“Action is what the world needs” he said defining the gathering of 193 Member States for the UN General Assembly High Level Week as a “one of a kind moment” to both assess the state of world affairs but also “act for the common good.”
“This is not a time for indifference or indecision”, António Guterres told reporters at UN Headquarters. “This is a time to come together for real, practical solutions.”
‘Compromise for a better tomorrow’
“It is time for compromise for a better tomorrow. Politics is compromise. Diplomacy is compromise. Effective leadership is compromise.”
He began his remarks reflecting on the thousands of deaths in Morocco and Libya in recent days.

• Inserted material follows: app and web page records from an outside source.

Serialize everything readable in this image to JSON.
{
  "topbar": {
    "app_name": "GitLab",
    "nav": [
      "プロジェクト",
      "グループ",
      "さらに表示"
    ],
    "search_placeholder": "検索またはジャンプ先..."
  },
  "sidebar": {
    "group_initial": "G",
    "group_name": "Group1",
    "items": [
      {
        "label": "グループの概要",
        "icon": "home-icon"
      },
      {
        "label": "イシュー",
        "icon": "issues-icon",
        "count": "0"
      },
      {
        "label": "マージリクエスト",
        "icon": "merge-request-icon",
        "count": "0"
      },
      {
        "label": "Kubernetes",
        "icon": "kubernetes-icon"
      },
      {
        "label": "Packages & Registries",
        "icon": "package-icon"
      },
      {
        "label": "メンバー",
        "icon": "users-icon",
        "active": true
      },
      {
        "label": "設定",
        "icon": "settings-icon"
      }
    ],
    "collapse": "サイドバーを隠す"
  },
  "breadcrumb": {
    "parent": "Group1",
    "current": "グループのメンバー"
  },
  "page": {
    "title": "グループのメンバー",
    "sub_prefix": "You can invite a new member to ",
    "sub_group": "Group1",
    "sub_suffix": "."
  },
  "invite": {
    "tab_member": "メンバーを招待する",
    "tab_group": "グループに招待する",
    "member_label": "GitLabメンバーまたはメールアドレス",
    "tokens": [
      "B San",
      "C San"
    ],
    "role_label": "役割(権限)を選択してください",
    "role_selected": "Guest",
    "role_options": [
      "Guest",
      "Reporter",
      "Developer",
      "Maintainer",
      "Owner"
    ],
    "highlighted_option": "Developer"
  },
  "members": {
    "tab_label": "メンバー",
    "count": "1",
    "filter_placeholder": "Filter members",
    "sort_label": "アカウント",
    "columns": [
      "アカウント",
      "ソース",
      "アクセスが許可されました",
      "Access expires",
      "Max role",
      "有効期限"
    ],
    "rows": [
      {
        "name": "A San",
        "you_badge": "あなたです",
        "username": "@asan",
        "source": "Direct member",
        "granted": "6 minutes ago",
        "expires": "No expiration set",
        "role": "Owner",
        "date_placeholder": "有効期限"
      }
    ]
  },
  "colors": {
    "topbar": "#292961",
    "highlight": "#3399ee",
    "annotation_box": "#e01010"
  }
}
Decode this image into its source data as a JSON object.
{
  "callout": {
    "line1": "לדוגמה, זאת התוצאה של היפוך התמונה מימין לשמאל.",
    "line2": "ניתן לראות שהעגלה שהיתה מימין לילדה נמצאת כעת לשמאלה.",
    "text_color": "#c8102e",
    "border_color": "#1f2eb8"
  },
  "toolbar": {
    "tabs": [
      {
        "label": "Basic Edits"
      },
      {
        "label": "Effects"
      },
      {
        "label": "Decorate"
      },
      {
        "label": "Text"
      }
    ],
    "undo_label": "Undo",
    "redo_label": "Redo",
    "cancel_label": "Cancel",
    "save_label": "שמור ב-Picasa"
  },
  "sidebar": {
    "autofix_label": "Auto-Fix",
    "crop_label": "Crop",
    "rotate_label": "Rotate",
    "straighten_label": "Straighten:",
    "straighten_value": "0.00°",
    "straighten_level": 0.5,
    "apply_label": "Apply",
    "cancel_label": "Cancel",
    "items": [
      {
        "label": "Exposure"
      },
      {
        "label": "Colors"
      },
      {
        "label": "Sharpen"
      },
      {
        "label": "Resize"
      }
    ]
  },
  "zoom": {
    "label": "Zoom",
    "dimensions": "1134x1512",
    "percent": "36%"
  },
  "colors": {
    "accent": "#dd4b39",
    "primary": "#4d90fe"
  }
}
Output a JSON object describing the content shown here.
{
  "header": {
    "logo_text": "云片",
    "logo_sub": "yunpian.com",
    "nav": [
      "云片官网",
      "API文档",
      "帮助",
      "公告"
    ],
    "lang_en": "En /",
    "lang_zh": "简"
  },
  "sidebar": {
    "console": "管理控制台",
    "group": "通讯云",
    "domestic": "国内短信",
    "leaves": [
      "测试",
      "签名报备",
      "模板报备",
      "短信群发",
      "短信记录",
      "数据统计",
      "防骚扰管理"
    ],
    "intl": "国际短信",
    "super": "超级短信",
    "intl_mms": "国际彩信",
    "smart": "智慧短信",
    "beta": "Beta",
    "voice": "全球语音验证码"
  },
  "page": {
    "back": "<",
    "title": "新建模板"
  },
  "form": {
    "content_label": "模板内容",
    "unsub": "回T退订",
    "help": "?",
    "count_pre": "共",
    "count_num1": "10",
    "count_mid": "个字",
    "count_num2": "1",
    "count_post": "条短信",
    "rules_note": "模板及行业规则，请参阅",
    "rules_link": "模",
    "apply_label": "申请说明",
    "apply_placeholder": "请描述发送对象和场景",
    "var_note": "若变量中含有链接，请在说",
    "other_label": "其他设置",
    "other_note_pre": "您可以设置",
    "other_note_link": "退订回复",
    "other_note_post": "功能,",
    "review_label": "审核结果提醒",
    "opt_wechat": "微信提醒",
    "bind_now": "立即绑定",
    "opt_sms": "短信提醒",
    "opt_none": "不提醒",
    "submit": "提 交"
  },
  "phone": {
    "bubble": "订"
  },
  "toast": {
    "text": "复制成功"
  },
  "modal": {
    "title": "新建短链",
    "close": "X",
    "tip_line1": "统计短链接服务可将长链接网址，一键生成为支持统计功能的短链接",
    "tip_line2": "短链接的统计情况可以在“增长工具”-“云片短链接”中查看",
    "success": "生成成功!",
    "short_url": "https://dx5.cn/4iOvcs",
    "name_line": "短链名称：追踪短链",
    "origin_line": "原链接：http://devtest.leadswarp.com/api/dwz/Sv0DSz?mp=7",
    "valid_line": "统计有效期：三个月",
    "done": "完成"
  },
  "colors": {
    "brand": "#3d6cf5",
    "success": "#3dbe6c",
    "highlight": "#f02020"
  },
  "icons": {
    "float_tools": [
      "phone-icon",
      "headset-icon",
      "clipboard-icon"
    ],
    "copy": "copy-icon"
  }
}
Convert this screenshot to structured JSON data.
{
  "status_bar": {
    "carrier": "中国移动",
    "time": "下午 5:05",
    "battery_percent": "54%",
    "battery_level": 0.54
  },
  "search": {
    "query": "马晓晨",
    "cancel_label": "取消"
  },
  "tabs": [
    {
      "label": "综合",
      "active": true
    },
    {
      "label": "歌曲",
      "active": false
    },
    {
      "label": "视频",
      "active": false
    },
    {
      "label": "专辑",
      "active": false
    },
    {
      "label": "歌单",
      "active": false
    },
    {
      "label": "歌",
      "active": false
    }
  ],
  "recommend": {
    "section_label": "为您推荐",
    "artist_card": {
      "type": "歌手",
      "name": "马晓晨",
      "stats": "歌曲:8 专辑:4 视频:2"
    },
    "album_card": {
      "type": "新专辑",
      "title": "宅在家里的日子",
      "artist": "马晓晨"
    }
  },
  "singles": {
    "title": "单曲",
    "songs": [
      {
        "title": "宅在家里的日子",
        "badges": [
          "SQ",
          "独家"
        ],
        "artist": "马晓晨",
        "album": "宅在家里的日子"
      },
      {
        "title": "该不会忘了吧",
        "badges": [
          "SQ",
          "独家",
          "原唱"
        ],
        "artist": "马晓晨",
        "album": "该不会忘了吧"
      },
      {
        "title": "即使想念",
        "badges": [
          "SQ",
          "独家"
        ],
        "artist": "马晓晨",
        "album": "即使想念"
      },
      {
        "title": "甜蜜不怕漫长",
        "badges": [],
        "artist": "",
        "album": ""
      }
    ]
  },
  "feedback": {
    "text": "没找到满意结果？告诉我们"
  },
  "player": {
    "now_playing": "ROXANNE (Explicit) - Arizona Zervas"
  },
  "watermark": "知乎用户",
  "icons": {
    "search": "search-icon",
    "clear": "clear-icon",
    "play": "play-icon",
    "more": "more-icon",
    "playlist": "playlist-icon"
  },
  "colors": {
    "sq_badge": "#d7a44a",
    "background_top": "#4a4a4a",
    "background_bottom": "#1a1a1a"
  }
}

“The United Nations is mobilizing to support relief efforts. We will work in any and every way we can with partners to help get emergency assistance to those who so desperately need it”, said the Secretary-General.
Fresh from key international summits in Nairobi
He cited the intensifying climate emergency, new conflicts, the cost of living, and soaring inequality.
Get us out this mess
“People are looking to their leaders for a way out of this mess. Yet in the face of all this and more, geopolitical divisions are undermining our capacity to respond”, said Mr. Guterres.
“A multipolar world is emerging. Multipolarity can be a factor of equilibrium, but it can also lead to escalating tensions, fragmentation and worse.”
To cement this new and complex world order, there need to be strong and reformed institutions based around the UN Charter and international law.
“I know reform is fundamentally about power – and there are many competing interests and agendas in our increasingly multipolar world”, he continued.
Zero sum outcome
But at a time when our challenges are more connected than ever, the outcome of a zero-sum game is that everyone gets zero.”
He laid out the stall for next week’s key summits, on climate, investment for development, health challenges and specific regional crises.
Next week begins with a two-day meeting on how best to “rescue” the Sustainable Development Goals (SDGs) agreed in Paris eight years ago, on the road to the ambitious 2030 deadline.
Ending his prepared remarks, the UN chief reiterated his appeal to those Heads of State and Government bound for Manhattan:
“If we want a future of peace and prosperity based on equity and solidarity, leaders have a special responsibility to achieve compromise in designing our common future for our common good.
“Next week in New York is the place to start.”